from The American Thinker:
The new “caliphate” of Abu Bakr al-Baghdadi – the Islamic State, formerly ISIS – recently made clear that it means to follow in the footsteps of the original caliphate of Abu Bakr (632-634). It will do this specifically by directing its jihad against fellow Muslims – in Islamic parlance, the “hypocrites” and “apostates,” or in Western terminology, “moderates.”
This came out in the context of the current conflict between Israel and Hamas, with some Muslims asking the newly formed “caliphate” when it would launch a jihad on the Jewish state.
The Islamic State’s response? “Allah in the noble Koran does not command us to fight Israel or the Jews until we fight the apostates and hypocrites.”
On one of the Islamic State’s question-and-answer websites, it was asked “why it was not fighting Israel but instead shedding the blood of the sons of Iraq and Syria.” The new caliphate responded:
The greater answer is in the noble Koran, when Allah Almighty speaks about the near enemy. In the majority of verses in the noble Koran, these are the hypocrites, for they pose a greater danger than the original infidels [born non-Muslims, e.g., Jews and Christians]. And the answer is found in Abu Bakr al-Sadiq, when he preferred fighting apostates over the conquest of Jerusalem [fath al-Quds], which was conquered by his successor, Omar al-Khattab.
There’s much to be said about this response, rife as it is with historical allusions.
First, it is true. After the prophet of Islam died, a great number of Arabian tribes that had submitted to his rule by becoming Muslims – the word muslim simply means “one who submits” – thought they could now renege, and so they apostatized in droves.
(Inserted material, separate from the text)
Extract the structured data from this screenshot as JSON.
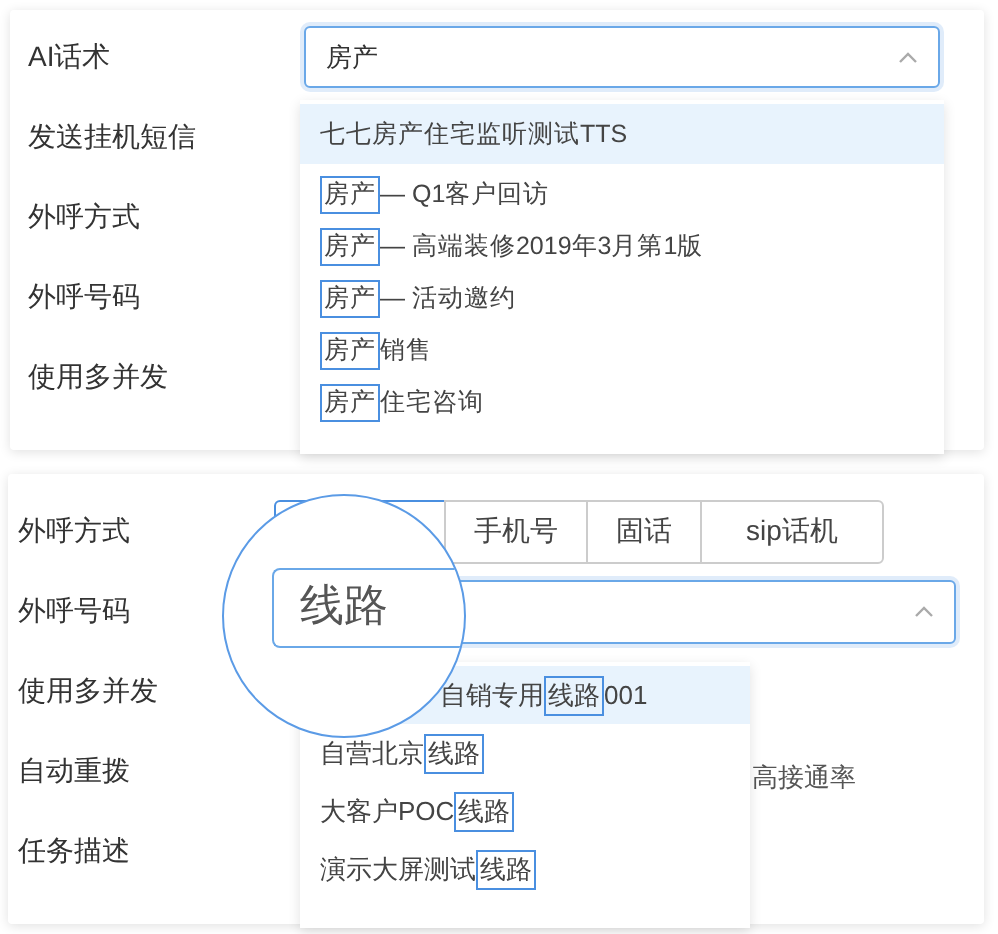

This sparked the first Ridda, or “apostasy war,” waged by Abu Bakr al-Sadiq, who became the first caliph on Muhammad’s death in 632. For nearly two years, until his own death in 634, al-Sadiq’s caliphate’s entire energy was focused on waging jihad on all the recalcitrant Arab tribes, forcing them by the edge of the sword to return to the fold of Islam.